At The Foundations School, we believe in using the arts as a tool to break the barriers of traditional learning. We use a method of teaching and learning called arts integration that weaves the arts into academics through project-based learning. The goal is to enhance a student’s understanding of both subjects.
Recently, students embarked on a project that perfectly exemplifies arts integration. “The teachers were told not to plan anything for September 14th,” said Dr. Susan Wemette, Director of Arts Integration and Creativity. “No tests, no lessons, just come ready to have a good time. And we gave them a one-sheet set of instructions, kind of Mission Impossible task for the day and that was to create an outdoor learning space/playground.”
Once the teachers arrived at school and received their instructions, they immediately jumped into brainstorming ideas with their students. They explored different types of playgrounds and decided what they would like to incorporate into their dream outdoor learning environment. Most students sketched their concepts before bringing their ideas together and creating a visual representation of their class’s collaboration.

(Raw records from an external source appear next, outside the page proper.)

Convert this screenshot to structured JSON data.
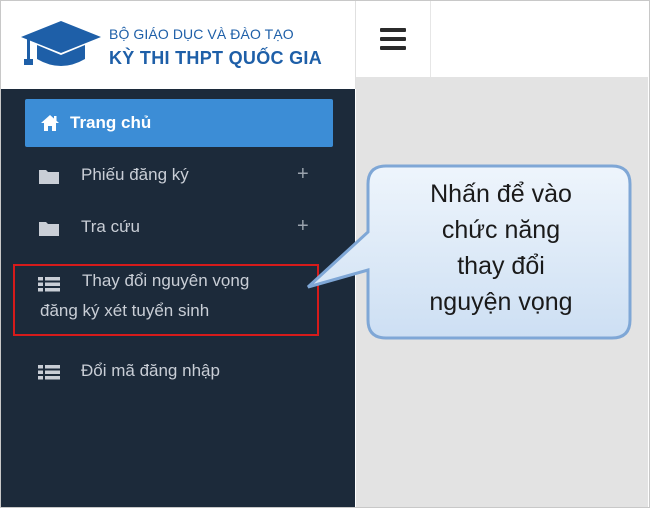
{
  "header": {
    "org_name": "BỘ GIÁO DỤC VÀ ĐÀO TẠO",
    "app_title": "KỲ THI THPT QUỐC GIA",
    "logo_icon": "graduation-cap-icon",
    "menu_icon": "hamburger-menu-icon"
  },
  "sidebar": {
    "items": [
      {
        "label": "Trang chủ",
        "icon": "home-icon",
        "active": true
      },
      {
        "label": "Phiếu đăng ký",
        "icon": "folder-icon",
        "expandable": true,
        "expand_symbol": "+"
      },
      {
        "label": "Tra cứu",
        "icon": "folder-icon",
        "expandable": true,
        "expand_symbol": "+"
      },
      {
        "label_line1": "Thay đổi nguyên vọng",
        "label_line2": "đăng ký xét tuyển sinh",
        "icon": "list-icon",
        "highlighted": true
      },
      {
        "label": "Đổi mã đăng nhập",
        "icon": "list-icon"
      }
    ]
  },
  "callout": {
    "lines": [
      "Nhấn để vào",
      "chức năng",
      "thay đổi",
      "nguyện vọng"
    ]
  },
  "colors": {
    "brand_blue": "#1e5fa8",
    "sidebar_bg": "#1c2a3a",
    "active_item": "#3c8dd6",
    "highlight_border": "#d51b1b",
    "callout_fill": "#dce9f7",
    "callout_border": "#7fa7d6"
  }
}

Some students drew on posterboard while others created models or dioramas. At the end of the day, the students presented their playground to the rest of the school.
“We had had a meeting sometime prior with the teachers, and we were getting the sense that… it’s going to take some time for them to adopt [arts integration] as a method of teaching rather than a moment where the artist comes in to support what they’re doing,” said Marsha Bhwansingh, Administrative Assistant. “With the arts integration, we want them to get used to the idea and start practicing arts integration as a method of instruction, rather than something else that’s supporting their teaching.”
Teachers had an entire school day to dedicate to the playground project. Students brainstormed all sorts of creative ideas; a scorpion trampoline, an outdoor science lab, even a zipline entrance!
“Sometimes, you get very engaged in the routine of teaching and the teacher becomes the facilitator, the one who drives the instruction,” said Dr. Wemette. “We wanted the teachers to kind of have to take a step back and allow the students to drive the instruction, which is ideally how arts integration is approached.”
Confidence and Joy
Arts integration is a unique approach to teaching and learning. For teachers and students comfortable with traditional classrooms, arts integration can be intimidating. “I would hope that through this experience, arts integration as a method of teaching is not as feared,” said Ms. Bhwansingh. “For a lot non-artists, the word creativity is attached to art skills. But that’s not what creativity is. So, I would hope that they are a little more confident in delivering instruction through arts.”
CCE staff also wanted the teachers and the students to remember how much fun learning and teaching can be. Throughout the day, students and teachers engaged in animated discussion, bringing their dreams to life through project-based learning. “They were creating their ideal playground,” said Dr. Wemette. “How much fun is that? And then we snuck all this learning in on them.”